Donna Lee said...

Living in the moment and being mindful of my being is one of my goals. I try everyday not to let the being get overwhelmed by the doing. Somedays I succeed better than others. I think this manifests itself as a calmness. In my work life as a psychiatric social worker I see so many people who are so worried about everything (and sometimes with good reason). I try to get them to breathe and take a moment to just let go. Find a space where you can be at peace and listen to your own small still voice amid all the noise around you.

Thanks for the thoughtful weekend post.

La Cabeza Grande said...

I, too, am working on the core of Zen, and that is living in the moment. It's hard work, avoiding the habit of being absent in the "Now," and projecting what you will do in the "Then."

Anonymous said...

Thank you for the thoughtful and thought inspiring post. All of us need to live more in the now and not the past or the future. This is something I am trying to do - not always succeeding but trying. Thanks again for another great post.


Ros Ritchie said...

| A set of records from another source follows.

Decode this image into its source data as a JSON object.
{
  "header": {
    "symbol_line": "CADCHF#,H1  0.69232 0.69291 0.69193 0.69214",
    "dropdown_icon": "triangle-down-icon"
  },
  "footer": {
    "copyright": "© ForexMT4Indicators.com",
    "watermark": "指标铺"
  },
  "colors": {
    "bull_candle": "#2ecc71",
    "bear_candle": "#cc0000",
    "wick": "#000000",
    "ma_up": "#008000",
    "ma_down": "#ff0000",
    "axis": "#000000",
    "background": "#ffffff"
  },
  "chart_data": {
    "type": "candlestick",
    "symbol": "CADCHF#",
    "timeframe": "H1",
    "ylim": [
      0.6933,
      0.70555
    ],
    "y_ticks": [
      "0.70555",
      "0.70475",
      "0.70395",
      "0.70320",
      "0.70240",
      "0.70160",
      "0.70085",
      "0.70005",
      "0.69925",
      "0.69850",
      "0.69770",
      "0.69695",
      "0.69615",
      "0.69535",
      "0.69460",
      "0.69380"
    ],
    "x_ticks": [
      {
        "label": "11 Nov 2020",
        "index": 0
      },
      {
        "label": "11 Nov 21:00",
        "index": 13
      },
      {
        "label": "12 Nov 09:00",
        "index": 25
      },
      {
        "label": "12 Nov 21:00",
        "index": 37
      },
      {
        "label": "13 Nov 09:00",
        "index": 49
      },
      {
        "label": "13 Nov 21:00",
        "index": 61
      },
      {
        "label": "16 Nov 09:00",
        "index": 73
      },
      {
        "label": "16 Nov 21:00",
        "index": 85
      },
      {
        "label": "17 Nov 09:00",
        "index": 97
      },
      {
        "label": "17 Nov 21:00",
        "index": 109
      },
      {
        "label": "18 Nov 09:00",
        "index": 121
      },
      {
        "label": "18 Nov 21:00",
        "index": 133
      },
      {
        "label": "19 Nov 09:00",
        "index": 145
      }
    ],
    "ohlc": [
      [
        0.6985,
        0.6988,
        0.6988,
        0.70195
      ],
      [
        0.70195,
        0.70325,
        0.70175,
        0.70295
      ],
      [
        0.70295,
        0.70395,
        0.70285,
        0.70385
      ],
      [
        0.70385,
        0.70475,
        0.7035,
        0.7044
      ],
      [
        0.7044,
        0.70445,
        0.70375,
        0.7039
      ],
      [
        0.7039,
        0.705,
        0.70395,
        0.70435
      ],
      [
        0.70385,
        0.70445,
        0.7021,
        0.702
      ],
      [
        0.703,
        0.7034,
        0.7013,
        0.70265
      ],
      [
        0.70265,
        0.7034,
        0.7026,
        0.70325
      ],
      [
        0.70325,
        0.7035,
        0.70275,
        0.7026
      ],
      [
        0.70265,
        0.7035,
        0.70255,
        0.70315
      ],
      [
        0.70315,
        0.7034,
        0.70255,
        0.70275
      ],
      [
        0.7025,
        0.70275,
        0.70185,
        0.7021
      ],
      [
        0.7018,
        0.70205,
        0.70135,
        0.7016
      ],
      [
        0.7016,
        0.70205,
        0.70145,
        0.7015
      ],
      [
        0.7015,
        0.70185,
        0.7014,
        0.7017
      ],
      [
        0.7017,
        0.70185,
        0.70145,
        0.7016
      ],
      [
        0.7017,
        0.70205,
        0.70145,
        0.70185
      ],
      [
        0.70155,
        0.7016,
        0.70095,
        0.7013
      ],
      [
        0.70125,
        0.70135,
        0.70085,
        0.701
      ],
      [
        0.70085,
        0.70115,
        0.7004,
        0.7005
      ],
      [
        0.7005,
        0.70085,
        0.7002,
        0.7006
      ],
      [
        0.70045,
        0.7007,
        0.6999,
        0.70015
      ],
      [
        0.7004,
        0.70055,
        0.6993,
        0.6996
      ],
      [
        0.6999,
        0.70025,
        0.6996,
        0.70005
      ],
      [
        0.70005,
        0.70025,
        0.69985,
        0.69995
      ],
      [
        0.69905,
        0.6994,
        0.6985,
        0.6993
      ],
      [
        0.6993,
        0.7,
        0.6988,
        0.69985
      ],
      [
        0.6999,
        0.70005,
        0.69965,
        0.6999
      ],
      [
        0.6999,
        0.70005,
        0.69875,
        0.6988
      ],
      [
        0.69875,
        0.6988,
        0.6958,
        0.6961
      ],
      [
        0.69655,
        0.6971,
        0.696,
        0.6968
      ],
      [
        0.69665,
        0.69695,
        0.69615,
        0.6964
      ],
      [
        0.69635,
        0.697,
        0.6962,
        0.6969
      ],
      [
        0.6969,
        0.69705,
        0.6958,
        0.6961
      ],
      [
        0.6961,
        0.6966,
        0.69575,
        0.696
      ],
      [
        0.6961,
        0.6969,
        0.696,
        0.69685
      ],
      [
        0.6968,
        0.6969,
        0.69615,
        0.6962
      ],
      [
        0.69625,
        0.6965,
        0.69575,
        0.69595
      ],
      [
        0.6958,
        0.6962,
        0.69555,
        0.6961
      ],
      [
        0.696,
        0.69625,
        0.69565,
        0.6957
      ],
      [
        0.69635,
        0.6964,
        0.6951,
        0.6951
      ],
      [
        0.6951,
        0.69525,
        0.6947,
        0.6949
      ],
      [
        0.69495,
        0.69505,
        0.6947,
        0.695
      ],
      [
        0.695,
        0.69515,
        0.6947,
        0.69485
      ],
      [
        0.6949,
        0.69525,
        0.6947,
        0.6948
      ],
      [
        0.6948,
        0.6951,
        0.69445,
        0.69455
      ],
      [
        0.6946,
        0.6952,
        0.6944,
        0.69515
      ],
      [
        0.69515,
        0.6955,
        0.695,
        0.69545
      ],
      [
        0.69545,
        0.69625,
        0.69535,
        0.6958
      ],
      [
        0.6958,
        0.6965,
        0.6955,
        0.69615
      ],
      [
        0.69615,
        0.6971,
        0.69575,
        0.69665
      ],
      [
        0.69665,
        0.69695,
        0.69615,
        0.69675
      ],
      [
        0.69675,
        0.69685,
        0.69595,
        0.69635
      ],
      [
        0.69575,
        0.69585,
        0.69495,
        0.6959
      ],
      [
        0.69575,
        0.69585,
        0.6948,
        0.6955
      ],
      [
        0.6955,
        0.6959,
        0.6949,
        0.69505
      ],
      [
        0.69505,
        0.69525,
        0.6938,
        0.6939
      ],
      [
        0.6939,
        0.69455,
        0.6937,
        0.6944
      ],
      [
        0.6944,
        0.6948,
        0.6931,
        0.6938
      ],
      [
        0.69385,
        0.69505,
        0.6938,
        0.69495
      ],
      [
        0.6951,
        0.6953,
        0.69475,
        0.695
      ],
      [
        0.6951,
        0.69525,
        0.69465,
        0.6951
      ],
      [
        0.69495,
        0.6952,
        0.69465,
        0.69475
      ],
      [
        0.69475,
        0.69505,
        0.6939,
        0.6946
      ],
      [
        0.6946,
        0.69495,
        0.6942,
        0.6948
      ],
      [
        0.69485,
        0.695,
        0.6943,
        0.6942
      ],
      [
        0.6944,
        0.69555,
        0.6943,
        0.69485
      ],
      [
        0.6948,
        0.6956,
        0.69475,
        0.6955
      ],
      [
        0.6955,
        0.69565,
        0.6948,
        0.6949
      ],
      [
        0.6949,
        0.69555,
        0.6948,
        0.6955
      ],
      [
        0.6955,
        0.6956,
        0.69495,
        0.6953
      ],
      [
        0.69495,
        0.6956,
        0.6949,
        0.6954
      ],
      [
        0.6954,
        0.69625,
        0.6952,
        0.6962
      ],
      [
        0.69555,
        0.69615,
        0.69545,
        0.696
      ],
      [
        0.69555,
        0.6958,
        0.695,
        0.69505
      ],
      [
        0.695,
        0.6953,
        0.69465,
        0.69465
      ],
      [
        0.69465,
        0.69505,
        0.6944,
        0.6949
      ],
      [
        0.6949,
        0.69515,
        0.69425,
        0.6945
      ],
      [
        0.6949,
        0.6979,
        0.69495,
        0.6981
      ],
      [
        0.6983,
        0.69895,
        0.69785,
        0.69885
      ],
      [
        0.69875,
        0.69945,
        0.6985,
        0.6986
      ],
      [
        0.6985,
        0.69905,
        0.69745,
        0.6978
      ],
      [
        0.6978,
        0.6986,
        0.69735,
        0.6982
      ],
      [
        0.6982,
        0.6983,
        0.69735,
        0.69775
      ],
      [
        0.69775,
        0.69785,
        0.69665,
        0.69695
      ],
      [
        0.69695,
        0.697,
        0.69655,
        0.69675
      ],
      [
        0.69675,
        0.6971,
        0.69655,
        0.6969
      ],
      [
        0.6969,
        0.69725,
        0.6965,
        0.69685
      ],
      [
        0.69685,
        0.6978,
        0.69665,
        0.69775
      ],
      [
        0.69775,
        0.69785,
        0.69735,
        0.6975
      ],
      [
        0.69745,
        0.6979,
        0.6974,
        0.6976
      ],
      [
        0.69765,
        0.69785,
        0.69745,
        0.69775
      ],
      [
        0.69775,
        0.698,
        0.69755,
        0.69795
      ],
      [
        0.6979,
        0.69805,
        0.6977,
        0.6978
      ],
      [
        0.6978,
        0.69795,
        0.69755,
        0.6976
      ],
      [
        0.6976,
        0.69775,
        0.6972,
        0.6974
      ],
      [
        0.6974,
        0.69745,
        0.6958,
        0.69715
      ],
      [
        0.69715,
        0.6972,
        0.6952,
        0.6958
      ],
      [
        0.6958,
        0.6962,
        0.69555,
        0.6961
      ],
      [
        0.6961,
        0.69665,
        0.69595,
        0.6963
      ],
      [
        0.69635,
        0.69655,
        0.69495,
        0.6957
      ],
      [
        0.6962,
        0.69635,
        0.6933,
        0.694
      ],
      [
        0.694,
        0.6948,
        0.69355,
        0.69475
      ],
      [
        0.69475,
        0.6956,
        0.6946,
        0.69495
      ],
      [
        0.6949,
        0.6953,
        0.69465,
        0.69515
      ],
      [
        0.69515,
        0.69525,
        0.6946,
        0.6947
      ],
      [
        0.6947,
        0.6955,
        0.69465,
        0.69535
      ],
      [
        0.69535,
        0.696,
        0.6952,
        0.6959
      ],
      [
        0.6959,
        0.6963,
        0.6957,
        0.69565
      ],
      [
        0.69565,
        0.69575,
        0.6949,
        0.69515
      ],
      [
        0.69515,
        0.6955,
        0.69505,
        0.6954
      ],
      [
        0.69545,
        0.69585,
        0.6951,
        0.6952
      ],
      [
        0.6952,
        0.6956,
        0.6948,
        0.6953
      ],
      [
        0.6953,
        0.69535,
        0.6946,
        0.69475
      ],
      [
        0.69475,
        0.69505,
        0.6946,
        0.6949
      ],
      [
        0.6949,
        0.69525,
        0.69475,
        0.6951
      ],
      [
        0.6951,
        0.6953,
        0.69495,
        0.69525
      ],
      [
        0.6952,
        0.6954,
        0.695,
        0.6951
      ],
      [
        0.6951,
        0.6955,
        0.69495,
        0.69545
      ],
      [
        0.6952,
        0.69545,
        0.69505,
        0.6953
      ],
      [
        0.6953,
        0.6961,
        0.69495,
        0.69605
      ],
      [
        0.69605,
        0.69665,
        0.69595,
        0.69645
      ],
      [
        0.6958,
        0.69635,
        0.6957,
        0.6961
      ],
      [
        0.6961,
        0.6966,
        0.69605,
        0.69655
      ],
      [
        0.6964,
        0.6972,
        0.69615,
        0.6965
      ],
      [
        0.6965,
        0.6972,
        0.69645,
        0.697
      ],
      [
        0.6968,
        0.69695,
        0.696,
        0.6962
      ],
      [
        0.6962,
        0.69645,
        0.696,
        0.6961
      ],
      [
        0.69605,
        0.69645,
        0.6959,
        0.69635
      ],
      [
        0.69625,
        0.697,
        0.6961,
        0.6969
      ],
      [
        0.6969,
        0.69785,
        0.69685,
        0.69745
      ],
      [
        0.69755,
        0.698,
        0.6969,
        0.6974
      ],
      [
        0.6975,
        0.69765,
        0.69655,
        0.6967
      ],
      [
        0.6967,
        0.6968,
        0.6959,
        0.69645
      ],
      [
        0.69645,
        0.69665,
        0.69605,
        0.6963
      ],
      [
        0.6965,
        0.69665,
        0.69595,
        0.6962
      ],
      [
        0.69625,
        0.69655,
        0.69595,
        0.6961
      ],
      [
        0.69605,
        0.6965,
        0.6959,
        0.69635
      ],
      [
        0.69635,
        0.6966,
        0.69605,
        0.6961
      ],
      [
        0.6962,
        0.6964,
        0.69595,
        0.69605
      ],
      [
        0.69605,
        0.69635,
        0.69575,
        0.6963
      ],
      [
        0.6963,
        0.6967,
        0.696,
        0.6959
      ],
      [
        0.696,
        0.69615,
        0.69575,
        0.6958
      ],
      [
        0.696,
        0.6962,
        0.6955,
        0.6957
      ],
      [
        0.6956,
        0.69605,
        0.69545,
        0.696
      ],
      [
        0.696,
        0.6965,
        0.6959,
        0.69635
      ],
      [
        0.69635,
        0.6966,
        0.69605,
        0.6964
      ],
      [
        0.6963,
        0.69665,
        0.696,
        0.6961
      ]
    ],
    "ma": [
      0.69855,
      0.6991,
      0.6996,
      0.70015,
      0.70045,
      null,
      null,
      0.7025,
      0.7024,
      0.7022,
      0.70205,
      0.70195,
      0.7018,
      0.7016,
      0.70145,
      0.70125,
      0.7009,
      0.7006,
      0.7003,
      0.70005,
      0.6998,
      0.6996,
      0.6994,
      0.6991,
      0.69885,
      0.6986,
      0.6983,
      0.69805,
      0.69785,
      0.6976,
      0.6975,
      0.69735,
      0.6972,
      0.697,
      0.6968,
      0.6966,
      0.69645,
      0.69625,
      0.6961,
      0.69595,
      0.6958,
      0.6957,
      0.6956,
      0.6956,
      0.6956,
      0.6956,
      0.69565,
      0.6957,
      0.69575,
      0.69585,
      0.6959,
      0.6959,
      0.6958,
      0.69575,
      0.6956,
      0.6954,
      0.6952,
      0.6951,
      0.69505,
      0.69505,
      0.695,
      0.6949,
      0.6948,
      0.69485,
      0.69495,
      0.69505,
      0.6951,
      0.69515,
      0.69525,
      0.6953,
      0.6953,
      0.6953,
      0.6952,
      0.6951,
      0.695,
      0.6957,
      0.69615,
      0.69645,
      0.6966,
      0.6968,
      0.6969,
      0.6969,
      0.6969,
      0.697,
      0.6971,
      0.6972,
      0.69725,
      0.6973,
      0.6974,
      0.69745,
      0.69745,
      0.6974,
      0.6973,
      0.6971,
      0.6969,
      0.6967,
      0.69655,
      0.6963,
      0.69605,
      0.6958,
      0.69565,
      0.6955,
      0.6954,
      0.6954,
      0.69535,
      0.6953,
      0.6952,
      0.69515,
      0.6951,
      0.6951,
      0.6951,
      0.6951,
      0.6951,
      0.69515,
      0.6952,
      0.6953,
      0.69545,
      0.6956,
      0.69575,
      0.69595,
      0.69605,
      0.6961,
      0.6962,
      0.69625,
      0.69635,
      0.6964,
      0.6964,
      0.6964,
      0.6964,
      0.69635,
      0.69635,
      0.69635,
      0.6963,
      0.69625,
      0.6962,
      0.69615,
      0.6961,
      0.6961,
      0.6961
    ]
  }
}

Thank you! Thank you for reminding me to just be and not to feel guilty for doing just (and only) that. Thank you for reminding me to be still and let God be who He is and to work on me; it's only when I do this that I actually find the peace I've been striving so hard to find. Thank you for your inspiration.

I too was a great doer (and still have those tendencies). I too crashed and burned, although thankfully managed to stay in the depression pit only a few months. I am now three years on, having completely reviewed and changed my life. I am about to embark on a year's intensive post-graduate training to become a primary teacher (like you, I used to be senior in business circles but have no wish to return). I pray I take my learning with me as I throw myself in to this intense period. It will be so easy to get caught up in a cycle of doing and to forget just to be.

Bless you for your wisdom.

Knit and fall back in it said...

Once my daughter graduated from college and established her own home I stopped doing and started being. She is a strong, successful, responsible, beautiful young woman and I realized that I have "done" my job and now I can just "be" proud of her.